"Bradley Travis’s Figaro had a lightness of touch coupled with graceful, unaffected singing and acting...Travis’s Figaro, has star quality."
Paul Reed, Classical Source, June 2012
"Bradley Travis's Lord Ellington was a sharp bit of characterization, portrayed with plenty of comic instinct and an attractively forthright baritone."
Peter Reed, Opera Magazine, August 2013
“Travis offered an Ottone as handsome of voice as of uniformed figure; his conflict was credible, tormenting and, through expressive artistry very much became ours.”
Mark Berry, Seen and heard International, December 2012
"It was a particular pleasure to see Bradley Travis again as Don Iñigo Gomez - a most accomplished comedy performance with a John Cleese silly walk as well! This young man has a fine instinct for timing - a real talent."
Brian Dickie, December 2013

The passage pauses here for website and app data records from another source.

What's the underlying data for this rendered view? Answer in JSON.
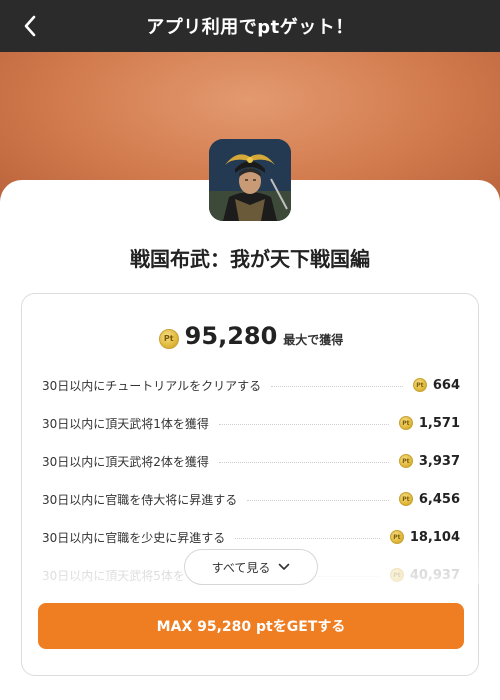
{
  "header": {
    "title": "アプリ利用でptゲット！"
  },
  "app": {
    "name": "戦国布武：我が天下戦国編"
  },
  "reward": {
    "coin_label": "Pt",
    "total_value": "95,280",
    "total_suffix": "最大で獲得"
  },
  "tasks": [
    {
      "label": "30日以内にチュートリアルをクリアする",
      "points": "664"
    },
    {
      "label": "30日以内に頂天武将1体を獲得",
      "points": "1,571"
    },
    {
      "label": "30日以内に頂天武将2体を獲得",
      "points": "3,937"
    },
    {
      "label": "30日以内に官職を侍大将に昇進する",
      "points": "6,456"
    },
    {
      "label": "30日以内に官職を少史に昇進する",
      "points": "18,104"
    },
    {
      "label": "30日以内に頂天武将5体を",
      "points": "40,937"
    }
  ],
  "see_all": {
    "label": "すべて見る"
  },
  "cta": {
    "label": "MAX 95,280 ptをGETする"
  },
  "colors": {
    "header_bg": "#2b2b2b",
    "hero_bg": "#d17a4d",
    "cta_bg": "#ef7d22",
    "coin": "#e0b93c"
  },
  "icons": {
    "back": "chevron-left-icon",
    "see_all": "chevron-down-icon",
    "coin": "pt-coin-icon"
  }
}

"The sweetest and perhaps most Mozartean singing of all comes from Bradley Travis and Lucy Hall...Youthful, carnal and unreliable, they make a fascinating pair"
Mark Valencia, What's on Stage, March 2016
"Siegfried Sassoon (Bradley Travis, a noble voice behind a suitably ghostly pallor)."
Richard Morrison, The Times, July 2017
"Bradley Travis and Matthew Stiff gave standout performances with precision, clarity and excellent characterisation."
Jack Johnson, Bachtrack, March 2016